Although rarely exactly equal, we've seen how market values tend to track the book values of home builders over time here and here. Here's an example of a particularly volatile home builder when it comes to its price to book over time. Orleans Homebuilders (OHB) operates in 14 markets across the US:
But what is causing this volatility? Is the market price bouncing around all over the place, or is the book value constantly changing, or some combination thereof? Here's a look at the price and book values separated out to see how they've moved over the same period:
Clearly, market values are more volatile than book values, suggesting one can take advantage of the situation by buying when market values are low and selling when they're high.
However, we do see the market having some ability to predict the direction of the book value. In the late 80s, we notice market values are lower than book values, correctly predicting that book values are about to fall (which it appears they do for this company throughout the late 80s). Again in the early 2000s we see the market correctly predict book values are about to shoot up, and soon enough, book values shoot up thereafter.
At the same time, despite the market's accuracy in predicting the direction of book values, it overshoots its mark almost every time. Once again, this is clearest in the late 80s where markets are far below book values ever reach (creating a buying opportunity) and again in the early 2000s where markets clearly overshoot the top.
Most recently we've correctly seen markets punish home builders (with OHB being no exception) in advance of the drop in book values. The question is, at what point will it have overshot its mark?

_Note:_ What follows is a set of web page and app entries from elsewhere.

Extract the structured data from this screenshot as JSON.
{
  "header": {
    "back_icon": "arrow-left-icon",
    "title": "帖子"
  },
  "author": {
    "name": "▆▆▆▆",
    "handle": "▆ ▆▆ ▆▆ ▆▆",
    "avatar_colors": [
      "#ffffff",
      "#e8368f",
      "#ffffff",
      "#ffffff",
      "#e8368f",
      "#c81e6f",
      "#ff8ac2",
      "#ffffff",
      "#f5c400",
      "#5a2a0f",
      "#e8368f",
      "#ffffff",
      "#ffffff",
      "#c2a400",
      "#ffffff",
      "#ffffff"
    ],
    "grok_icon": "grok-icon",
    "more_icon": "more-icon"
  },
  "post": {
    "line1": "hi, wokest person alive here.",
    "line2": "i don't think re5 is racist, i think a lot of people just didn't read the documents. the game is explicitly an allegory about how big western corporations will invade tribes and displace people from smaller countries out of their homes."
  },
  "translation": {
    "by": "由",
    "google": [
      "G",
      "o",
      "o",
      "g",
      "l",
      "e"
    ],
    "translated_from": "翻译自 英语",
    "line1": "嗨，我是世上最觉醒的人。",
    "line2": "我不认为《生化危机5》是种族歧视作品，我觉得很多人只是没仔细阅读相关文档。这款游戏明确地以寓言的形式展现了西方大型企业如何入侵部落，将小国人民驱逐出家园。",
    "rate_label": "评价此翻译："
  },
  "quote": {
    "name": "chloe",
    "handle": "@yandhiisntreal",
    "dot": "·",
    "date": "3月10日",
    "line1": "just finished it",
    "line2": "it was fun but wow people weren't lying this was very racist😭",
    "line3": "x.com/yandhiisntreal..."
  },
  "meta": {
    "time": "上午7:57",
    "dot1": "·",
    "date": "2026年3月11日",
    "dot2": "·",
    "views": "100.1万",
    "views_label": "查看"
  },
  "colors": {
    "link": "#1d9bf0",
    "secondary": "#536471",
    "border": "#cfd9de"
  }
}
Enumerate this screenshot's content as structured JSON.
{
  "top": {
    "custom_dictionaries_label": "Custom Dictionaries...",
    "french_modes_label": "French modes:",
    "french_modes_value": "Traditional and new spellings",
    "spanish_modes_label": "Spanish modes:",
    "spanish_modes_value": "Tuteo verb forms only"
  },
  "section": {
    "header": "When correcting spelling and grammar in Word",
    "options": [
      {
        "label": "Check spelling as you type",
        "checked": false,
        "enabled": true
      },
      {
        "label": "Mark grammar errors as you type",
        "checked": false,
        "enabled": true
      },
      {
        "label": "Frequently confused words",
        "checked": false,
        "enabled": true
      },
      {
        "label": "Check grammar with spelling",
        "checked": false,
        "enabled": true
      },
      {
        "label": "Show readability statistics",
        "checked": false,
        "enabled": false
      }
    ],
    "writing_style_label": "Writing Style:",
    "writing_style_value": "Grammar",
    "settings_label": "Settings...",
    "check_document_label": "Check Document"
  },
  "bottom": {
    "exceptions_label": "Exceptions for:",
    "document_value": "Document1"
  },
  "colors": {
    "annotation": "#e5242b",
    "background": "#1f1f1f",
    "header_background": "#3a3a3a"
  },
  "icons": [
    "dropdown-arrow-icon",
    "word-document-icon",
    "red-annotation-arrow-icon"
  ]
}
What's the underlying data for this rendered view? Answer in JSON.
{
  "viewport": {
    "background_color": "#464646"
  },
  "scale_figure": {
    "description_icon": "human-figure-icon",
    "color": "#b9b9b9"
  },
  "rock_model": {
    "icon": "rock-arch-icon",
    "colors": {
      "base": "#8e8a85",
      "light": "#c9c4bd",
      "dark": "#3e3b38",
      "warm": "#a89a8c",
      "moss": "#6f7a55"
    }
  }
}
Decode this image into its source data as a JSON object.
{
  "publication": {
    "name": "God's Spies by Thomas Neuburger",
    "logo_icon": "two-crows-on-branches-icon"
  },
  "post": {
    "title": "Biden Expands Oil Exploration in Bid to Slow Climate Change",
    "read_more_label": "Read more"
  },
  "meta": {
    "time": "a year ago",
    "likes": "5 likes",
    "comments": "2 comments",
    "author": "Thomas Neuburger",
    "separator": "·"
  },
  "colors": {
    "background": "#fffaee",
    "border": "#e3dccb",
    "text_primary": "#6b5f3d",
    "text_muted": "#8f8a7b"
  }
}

By having enough of a margin of safety between the market and book value, you can protect your downside. Here we calculate how well that would work.